The thesis of this Article is that uncertainty regarding the Convention’s status as a self-executing treaty of the United States is unwarranted and unfortunate. Instead, both the Convention’s provisions for recognition and enforcement of arbitration agreements (in Article II) and of arbitral awards (in Articles III, IV, V, and VI) should be regarded as self-executing and directly applicable in U.S. (and other national) courts. As discussed in detail below, this is because Article II establishes mandatory, complete, and comprehensive substantive rules, directed specifically to national courts, for the recognition and enforcement of international arbitration agreements. Likewise, the history and purposes of the Convention, the language and legislative history of Chapter 2 of the Federal Arbitration Act (the “FAA” or “Act”), and the practices of other Contracting States support the conclusion that Article II is directly applicable in American courts.
Gary B. Born,
The New York Convention: A Self-Executing Treaty,

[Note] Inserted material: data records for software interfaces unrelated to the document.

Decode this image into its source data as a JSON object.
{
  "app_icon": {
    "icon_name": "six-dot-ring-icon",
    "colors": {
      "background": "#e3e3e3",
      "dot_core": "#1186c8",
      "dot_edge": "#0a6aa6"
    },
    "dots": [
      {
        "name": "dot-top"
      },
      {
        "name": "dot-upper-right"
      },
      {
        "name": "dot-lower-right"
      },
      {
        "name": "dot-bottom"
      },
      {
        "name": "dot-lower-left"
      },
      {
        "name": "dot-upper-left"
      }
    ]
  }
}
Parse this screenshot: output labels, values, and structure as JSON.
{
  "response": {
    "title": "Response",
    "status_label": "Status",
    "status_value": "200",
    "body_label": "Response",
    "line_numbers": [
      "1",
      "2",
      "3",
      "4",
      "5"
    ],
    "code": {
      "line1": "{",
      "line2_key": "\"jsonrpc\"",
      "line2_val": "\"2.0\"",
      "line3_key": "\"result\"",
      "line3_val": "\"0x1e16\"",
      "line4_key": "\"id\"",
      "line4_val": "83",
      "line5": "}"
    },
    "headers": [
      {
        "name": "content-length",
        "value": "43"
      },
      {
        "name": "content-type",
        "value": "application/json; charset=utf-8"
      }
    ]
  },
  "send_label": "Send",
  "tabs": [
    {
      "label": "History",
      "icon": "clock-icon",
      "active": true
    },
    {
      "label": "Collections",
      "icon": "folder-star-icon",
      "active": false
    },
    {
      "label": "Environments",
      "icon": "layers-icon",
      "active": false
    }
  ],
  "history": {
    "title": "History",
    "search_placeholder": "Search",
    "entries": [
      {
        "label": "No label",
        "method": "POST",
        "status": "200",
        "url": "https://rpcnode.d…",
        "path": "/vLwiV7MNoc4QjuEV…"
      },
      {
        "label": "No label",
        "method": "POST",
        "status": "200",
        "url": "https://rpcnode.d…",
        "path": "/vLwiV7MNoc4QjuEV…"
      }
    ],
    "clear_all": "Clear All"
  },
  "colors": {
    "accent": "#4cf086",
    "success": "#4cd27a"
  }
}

Mich. J. Int'l L.
Available at: https://repository.law.umich.edu/mjil/vol40/iss1/4